Writing an academic paper as if it were a comic book goes against everything we are taught about what makes for a good argument, a coherent theoretical stance, or a professional writing style. Despite the success of works like Pascal Croci’s “Auschwitz” or Art Spiegelman’s “Maus” and “In the Shadow of No Towers,” using visual images to convey serious academic information has not become a standard alternative to seemingly unadorned prose. The twenty years of research that backs up this presentation has been made public in conference papers, peer-reviewed journal articles, lectures and a popular book. But this comic format proved most challenging because there are few models with the notable exception of the Beginners Documentary Comic Books series from Writers and Readers Publishing. And like those series, rather than relying solely on original drawings, this comic uses commercially available clip art and manipulated photographs to demonstrate that this kind of work can be done without advanced art skills. These pages were produced using Adobe Photoshop and plasq’s Comic Life. Many thanks to the fanboys and fangirls at the Superheroes conference for their inspiration and to Angela for taking a chance on this attempt at making knowledge graphic.
This essay also appears in the anthology: Super/Heroes: from Hercules to Superman, ed.s Wendy Haslem, Angela Ndalianis and Chris Mackie, Washington: New Academia Publishing, 2006.

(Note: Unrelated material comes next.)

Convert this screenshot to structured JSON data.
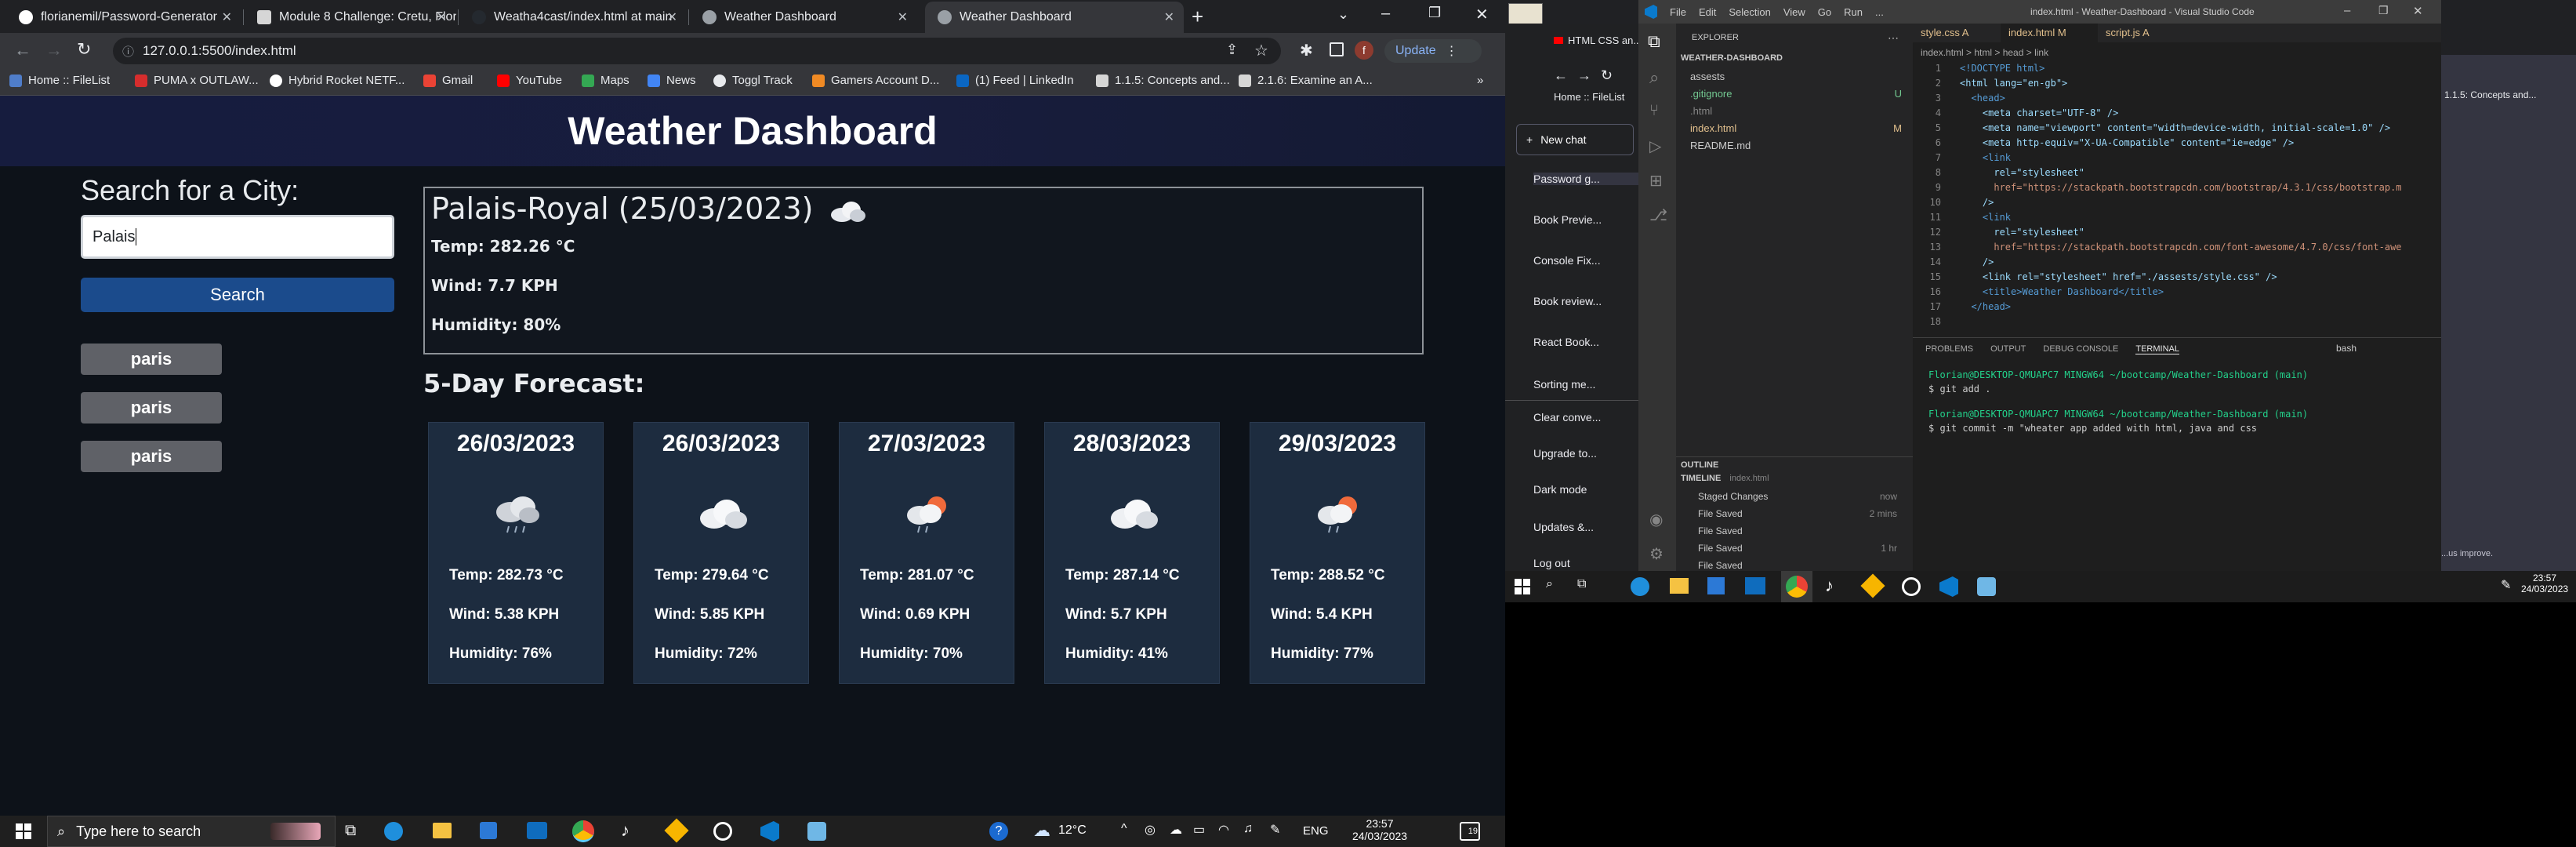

LOUISE KRASNIEWICZ is a senior research scientist in the American Section at the University of Pennsylvania Museum of Archeology and Anthropology. She is the co-author of Why Arnold Matters: the Rise of a Cultural Icon (Basic Books, 2004), Arnold Schwarzenegger: A Biography (Greenwood, 2006) and Johnny Depp: A Biography (Greenwood, 2007).